A cradle-to-grave assessment also known as life-cycle assessment (LCA) is a technique to assess environmental impacts associated with all the stages of a product's life, from raw material extraction through to materials processing, manufacture, distribution, use, repair and maintenance, and until the end (disposal or recycling of the material).
Proper assessment can help in solving a lot of environmental issues through evaluating the potential impacts associated with the products.
Moreover, negative environmental impacts are associated with each stage of its production. For example, the production of textiles and related products is an extensive cycle which involves the use of many litres of water, chemicals and energy and generates huge amounts of wastes at each stage. In India, the problem is compounded by decentralised production involving numerous small scale units that result in the dispersement of pollution and in difficulties in monitoring and standardisation. There is definitely a need for a holistic, cradle-to-grave, life-cycle approach that enables adoption of sustainable methods of production and processes.
Kabaadi system & kabaadiwalas (dealers in scrap and junk)
Every month, every household in India is visited by a Kabaadiwala (scrap collector). They provide a door-to-door service and are ready to buy anything that has the potential to be reused or recycled i.e. newspapers, bottles, furniture, plastic bags, utensils, tin cans, old shoes, plastic, utensils and electronic gadgets.
For the scrap "bought" from the households, the owner is duly monetarily compensated. At the same time, compensation in rural villages could also range in terms of an ice-cream cone. It is a fairly sophisticated system of waste recovery which has been built into our culture and has been implemented for generations, leading to an increase the lifespan of the average product in India by a number of years, far greater than in the West.
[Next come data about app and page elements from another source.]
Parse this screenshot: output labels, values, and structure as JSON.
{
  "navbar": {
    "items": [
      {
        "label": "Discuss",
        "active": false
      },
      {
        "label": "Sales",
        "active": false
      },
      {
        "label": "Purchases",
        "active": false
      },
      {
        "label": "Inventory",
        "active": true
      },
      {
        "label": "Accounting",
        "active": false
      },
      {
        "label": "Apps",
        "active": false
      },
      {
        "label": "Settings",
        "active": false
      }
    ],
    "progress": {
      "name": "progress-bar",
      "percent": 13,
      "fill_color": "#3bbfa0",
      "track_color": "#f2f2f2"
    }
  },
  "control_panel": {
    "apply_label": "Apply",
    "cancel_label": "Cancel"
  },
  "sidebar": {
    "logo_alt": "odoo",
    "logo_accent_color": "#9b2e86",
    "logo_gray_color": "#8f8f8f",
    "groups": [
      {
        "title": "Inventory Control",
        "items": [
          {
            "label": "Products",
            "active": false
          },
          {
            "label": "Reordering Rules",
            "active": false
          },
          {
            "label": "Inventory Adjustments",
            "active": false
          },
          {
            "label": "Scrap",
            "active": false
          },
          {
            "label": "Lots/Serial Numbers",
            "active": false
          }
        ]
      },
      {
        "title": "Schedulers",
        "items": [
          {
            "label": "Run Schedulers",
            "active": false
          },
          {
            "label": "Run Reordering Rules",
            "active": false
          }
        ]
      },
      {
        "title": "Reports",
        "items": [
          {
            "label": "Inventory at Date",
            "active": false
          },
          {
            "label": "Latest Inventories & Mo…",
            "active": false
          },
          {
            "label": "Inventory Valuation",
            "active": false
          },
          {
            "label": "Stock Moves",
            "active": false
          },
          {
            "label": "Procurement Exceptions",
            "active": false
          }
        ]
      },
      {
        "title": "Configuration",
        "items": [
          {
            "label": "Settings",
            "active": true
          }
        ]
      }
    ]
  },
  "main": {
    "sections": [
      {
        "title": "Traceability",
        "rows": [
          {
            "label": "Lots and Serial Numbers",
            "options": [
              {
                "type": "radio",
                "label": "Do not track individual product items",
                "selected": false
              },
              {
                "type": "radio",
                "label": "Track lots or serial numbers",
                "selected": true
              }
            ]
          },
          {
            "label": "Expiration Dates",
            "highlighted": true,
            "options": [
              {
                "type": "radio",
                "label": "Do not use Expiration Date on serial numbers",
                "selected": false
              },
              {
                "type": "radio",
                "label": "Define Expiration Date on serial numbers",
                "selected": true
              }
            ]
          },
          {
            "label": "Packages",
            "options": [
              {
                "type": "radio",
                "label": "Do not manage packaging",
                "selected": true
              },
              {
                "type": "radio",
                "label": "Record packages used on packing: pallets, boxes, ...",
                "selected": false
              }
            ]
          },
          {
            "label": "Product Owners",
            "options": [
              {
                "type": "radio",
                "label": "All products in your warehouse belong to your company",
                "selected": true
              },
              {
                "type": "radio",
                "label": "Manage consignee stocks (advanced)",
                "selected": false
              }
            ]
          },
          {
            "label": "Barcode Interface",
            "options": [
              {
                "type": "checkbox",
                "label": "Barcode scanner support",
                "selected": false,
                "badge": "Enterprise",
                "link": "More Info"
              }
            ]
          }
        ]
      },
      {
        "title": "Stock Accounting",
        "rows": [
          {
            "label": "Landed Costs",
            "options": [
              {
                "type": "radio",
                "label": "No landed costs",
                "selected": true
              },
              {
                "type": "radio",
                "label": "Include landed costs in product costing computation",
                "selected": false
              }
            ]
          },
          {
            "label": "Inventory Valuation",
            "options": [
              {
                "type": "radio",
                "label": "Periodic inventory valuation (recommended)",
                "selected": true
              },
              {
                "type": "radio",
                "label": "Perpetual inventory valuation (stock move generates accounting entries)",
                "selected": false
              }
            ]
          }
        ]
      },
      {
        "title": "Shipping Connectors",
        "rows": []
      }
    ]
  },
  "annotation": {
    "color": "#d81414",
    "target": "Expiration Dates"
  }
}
In his article on sustainable innovation, Mr. Prodipto Ghosh, member of the Prime Minister’s Council on Climate Change, mentions that even though India is building up its infrastructure, it remains for now a relatively resource-efficient economy, and much of this has to do with the presence of these traditional practices. If we really want sustainable innovation, we need to harness these practices and adapt them, rather than consign them to history.
Author: Ajay Pal Singh, RESET editorial